The Rotator Cuff consists of a group of muscles namely, Supraspinatus, Infraspinatus, Sub-scapularis, and the Teres minor. These muscles form a cuff around the head of the humerus articulating it to the scapula. The cuff is, therefore, responsible for the rotation of the shoulder joint. A rotator cuff injury may occur to any of the four muscles comprising the cuff. It is, however, rare for all the muscles to be injured simultaneously. The supraspinatus tendon is the most vulnerable to injury. This is due to repeated compression against the underside of the acrimony process. The compression facilitates tissue degeneration of the tendon eventually resulting to tearing of the muscle fibers (Lowe, 2009).
Injury to the rotator cuff occurs under strenuous activities, which involve repeated rotation of the arm, above the head. It is, therefore, more likely to occur in sports such as tennis which involve repetitive arm swinging in the above position (Lowe, 2009).
The main cause of the injury is the fact that the muscles, especially the supraspinatus pass underneath a bone, the acromion process, which has a narrow separation. During the rotation of the arm in overhead positions, the tendon becomes continually compressed against the acromion process resulting to tissue degeneration and eventually fiber tearing occurs (Lowe, 2009).
Pain when lifting the arm in level with the shoulder or overhead, pain in the interior of the shoulder, and pain during the night are symptoms of injury to the rotator cuff. The injury may occur as a partial thickness tear where the tendon becomes minorly torn, or a full thickness tear which is the serious form of injury to the cuff. Intense pain during the night and pain in the deep interior of the shoulder occurs under severe injury (Bowers and Stark, 2010).
First aid for the injury aims at reducing inflammation and managing the pain. Patients, therefore, apply ice packs every three to four hours for twenty minutes to reduce pain in the shoulder. Over-the-counter drugs, such as ibuprofen, help reduce swelling, and pain (Bowers and Stark, 2010).
Under partial injury, an athlete takes six weeks to recover and resume playing status. Severe injury takes months to heal.

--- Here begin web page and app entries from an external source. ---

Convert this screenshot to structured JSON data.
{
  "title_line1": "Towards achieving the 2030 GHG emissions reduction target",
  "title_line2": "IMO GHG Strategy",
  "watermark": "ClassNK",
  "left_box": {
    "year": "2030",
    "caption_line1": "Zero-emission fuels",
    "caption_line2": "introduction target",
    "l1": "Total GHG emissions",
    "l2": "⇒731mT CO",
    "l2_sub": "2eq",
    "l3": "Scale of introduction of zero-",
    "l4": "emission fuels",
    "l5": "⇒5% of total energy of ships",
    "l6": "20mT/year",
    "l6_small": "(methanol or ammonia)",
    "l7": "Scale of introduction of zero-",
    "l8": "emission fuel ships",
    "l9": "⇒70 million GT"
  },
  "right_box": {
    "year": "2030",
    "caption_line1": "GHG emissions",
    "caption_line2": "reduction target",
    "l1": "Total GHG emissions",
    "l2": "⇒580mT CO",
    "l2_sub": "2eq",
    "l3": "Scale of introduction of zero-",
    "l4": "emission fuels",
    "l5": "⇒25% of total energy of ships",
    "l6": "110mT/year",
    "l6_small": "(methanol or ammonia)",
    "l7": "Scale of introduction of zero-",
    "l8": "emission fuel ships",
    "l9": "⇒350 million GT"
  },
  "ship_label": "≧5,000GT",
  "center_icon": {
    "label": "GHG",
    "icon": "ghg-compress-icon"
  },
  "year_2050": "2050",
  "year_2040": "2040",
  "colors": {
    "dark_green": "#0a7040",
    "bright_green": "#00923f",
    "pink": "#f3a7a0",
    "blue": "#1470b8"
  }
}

Under some circumstances, repairing a torn rotator cuff may require surgery (Bowers and Stark, 2010).
The most effective way of preventing injury to the rotator cuff is by strengthening the shoulder blade. An athlete becomes prone to shoulder injuries when the scapula fails to perform its function well. Strengthening the shoulder blade can be done through basic exercises such as wall push-ups, shoulder rolls and presses (Bowers and Stark, 2010).
Lowe, W. (2009). Orthopedic massage: Theory and technique. Edinburgh: Mosby.
Stark, C. D., & Bowers, E. S. (2010). Living with sports injuries. New York: Facts On File.